Lindo Briggs: Right. And really what I've heard the biggest pain point, or I guess the most that I have everyone talking about are mortgages and houses and mortgage loan volumes have declined. Not much changed throughout the state in regard to multifamily and residential housing, but still struggling with affordable housing. So that's really something that, no matter who I talk to, they're really looking at that housing market and especially the real estate market in northwest Arkansas in general. They're experiencing increased occupancy and significant investments from both local folks as well as out-of-state investors.
Gascon: Housing affordability remains a top concern among a lot of households and organizations that are supporting families across our Federal Reserve district. There are early signs that the supply is starting to pick up a little bit, but we still have a long way to go.
Lindo Briggs: All right. I just want to remind everyone that in this podcast, we are sharing the economic conditions reflected in the most recent Beige Book Report, which came out yesterday, November 29th. You can find it on the St. Louis Fed website, under Research.
We have a few more minutes here, Chuck. can you just give us a tiny peek into the sentiments of what you're hearing from contacts for 2024?
Gascon: Yeah, absolutely. I mean, labor continues to be a top concern. There seems to be some mismatches and struggling replacing some departing employees, and the labor market overall remains pretty tight. But there are some signs of easing. In talking to staffing contacts across our District, we are hearing signs that, you know, people are staying at their jobs a little bit longer. They're less prone to leave just after a year for a higher raise. And then we're also hearing on the wage side of things that firms have a better sense of what market rates are for workers, for the specific positions that they're looking for. So, a little bit less negotiation once a worker’s - a hire has been determined and kind of actually getting them in the door and everybody being happy with the labor compensation; overall benefits are more in line with expectations of what workers are looking for. So I think that's creating a healthier labor market than maybe we saw earlier on in the year and even in early on into last year when things were really tight and there was a lot of competition.
Lindo Briggs: Yeah.
Gascon: On the other side, I would just add, we're also seeing some improvements in labor supply. We're seeing a lot of opportunities for people that were historically out of the labor force finding ways to get back in. From disadvantaged minority populations to even disabled workers are finding opportunities for remote work, that even those participation rates are at higher levels.
Lindo Briggs: People are cautiously optimistic for 2024; they are still looking for qualified labor and they think that’s scarce. So they are holding on to the workers, so kind of like you saying, we're hearing the same, pretty much the same thing.

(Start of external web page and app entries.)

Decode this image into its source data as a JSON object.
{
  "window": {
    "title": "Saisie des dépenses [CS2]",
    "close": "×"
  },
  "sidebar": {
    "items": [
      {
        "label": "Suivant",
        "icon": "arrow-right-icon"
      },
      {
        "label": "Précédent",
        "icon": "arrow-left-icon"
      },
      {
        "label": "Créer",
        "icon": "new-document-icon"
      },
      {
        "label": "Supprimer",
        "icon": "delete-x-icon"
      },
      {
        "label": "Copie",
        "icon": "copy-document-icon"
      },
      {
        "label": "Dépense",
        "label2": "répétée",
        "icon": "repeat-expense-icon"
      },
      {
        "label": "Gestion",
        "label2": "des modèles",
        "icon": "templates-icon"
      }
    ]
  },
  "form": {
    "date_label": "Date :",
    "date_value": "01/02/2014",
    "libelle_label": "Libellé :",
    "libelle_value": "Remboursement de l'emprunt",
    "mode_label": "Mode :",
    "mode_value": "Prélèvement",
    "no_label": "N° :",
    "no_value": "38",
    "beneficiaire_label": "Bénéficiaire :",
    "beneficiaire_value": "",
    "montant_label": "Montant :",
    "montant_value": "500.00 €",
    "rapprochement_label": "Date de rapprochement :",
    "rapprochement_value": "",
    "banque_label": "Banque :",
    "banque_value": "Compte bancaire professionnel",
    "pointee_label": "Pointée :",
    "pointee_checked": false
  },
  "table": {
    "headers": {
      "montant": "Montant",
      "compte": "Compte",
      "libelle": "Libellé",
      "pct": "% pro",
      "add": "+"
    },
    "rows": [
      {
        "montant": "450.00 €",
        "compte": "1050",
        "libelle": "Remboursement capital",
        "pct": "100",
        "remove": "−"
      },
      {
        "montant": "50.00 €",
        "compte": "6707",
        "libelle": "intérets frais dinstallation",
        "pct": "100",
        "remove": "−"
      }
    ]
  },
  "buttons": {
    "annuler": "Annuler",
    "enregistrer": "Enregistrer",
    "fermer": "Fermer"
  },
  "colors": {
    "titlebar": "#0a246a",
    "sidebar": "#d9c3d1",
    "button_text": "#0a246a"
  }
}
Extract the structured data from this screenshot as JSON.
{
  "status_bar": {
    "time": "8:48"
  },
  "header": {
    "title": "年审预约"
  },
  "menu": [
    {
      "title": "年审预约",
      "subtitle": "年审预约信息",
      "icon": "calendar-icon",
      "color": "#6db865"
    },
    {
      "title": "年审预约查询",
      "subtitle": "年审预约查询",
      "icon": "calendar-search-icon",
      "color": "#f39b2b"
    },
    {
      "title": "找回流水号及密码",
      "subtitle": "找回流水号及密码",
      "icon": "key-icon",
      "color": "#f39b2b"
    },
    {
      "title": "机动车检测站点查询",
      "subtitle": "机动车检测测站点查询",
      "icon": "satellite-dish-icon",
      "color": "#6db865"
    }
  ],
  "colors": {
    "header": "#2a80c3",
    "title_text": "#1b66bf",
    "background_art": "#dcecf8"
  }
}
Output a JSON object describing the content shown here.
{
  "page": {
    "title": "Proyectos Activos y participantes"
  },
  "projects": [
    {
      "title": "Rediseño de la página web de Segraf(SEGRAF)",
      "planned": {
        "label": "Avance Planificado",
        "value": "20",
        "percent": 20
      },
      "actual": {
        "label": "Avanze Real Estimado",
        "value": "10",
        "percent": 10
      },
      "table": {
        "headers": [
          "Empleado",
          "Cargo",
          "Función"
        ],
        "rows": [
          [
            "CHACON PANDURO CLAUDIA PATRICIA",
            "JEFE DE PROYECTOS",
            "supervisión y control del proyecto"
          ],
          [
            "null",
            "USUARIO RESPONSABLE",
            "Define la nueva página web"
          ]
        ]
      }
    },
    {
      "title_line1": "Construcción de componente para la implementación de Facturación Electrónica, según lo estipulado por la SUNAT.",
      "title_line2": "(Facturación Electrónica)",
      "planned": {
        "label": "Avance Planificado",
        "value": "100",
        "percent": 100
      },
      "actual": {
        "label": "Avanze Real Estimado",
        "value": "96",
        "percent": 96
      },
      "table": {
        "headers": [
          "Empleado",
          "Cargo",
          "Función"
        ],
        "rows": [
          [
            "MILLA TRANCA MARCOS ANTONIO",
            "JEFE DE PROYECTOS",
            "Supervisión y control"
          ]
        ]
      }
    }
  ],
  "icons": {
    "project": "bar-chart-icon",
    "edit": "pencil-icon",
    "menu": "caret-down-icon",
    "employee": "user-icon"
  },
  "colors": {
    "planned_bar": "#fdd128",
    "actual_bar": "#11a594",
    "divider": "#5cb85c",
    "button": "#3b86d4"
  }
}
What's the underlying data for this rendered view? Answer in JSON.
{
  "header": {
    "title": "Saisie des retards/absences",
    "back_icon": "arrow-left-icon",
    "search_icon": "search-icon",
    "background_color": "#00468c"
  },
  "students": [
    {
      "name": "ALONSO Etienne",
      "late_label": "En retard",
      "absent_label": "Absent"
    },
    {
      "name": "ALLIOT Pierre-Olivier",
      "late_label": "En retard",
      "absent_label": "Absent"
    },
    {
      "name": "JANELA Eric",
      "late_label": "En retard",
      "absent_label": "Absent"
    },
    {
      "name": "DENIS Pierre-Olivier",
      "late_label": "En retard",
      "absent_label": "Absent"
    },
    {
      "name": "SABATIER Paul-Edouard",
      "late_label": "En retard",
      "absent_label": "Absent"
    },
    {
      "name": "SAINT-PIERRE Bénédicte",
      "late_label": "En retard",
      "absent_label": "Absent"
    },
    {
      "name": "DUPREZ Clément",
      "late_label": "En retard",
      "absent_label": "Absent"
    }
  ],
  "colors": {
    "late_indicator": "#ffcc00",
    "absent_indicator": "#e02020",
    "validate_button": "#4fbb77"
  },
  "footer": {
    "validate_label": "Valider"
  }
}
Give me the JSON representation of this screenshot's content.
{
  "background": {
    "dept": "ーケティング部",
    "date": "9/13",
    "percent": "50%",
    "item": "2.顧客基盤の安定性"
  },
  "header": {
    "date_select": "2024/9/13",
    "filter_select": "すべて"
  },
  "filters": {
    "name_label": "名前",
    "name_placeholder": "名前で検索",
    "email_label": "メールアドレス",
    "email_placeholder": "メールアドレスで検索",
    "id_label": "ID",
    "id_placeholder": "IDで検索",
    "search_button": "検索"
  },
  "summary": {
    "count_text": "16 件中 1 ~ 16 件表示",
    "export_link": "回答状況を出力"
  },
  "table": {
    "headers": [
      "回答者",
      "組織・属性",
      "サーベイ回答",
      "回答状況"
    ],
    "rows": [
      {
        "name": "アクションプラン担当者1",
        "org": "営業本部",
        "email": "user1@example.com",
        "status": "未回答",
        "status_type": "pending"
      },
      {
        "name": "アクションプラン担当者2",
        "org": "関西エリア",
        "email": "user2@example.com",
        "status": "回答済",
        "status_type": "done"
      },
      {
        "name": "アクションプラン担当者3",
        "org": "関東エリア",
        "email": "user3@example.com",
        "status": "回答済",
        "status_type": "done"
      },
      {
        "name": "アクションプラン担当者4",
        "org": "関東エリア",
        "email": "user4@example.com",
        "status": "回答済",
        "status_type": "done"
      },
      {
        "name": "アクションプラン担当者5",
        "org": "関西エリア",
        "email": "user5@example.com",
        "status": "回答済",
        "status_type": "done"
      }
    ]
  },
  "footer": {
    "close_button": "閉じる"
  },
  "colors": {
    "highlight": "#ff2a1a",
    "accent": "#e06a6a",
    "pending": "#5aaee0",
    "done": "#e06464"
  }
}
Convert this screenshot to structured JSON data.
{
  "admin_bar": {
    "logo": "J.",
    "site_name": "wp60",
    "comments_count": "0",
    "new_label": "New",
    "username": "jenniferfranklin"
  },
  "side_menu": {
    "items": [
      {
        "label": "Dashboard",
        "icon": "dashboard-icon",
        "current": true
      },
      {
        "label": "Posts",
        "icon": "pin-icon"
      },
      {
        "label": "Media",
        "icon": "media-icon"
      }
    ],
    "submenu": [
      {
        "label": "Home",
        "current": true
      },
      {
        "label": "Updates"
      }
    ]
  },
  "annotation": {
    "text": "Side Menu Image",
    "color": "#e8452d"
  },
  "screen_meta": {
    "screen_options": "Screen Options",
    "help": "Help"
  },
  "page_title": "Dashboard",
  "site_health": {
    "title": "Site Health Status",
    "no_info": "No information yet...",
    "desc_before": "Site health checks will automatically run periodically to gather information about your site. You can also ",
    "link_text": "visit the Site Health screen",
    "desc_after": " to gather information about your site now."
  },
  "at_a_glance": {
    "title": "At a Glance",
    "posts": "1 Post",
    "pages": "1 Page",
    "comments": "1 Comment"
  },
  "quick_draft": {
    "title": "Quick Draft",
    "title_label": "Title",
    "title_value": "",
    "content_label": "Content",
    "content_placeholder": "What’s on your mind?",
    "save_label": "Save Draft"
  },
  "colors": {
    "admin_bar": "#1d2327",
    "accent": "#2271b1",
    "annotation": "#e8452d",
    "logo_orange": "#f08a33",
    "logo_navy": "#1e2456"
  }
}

Chuck, I want to thank you so much for joining us for the great information and just the overall look of what you've been hearing. I want to thank the listeners for riding this new adventure with us again. It's helpful to hear what is happening on Main Street in our footprint.
For a full summary of what is happening in the Eighth Federal Reserve District, visit the St Louis Fed's website at stlouisfed.org. The next Beige Book release will be January 17th.
So, wishing everyone a safe holiday season and we so look forward to visiting your communities and hearing your stories in 2024.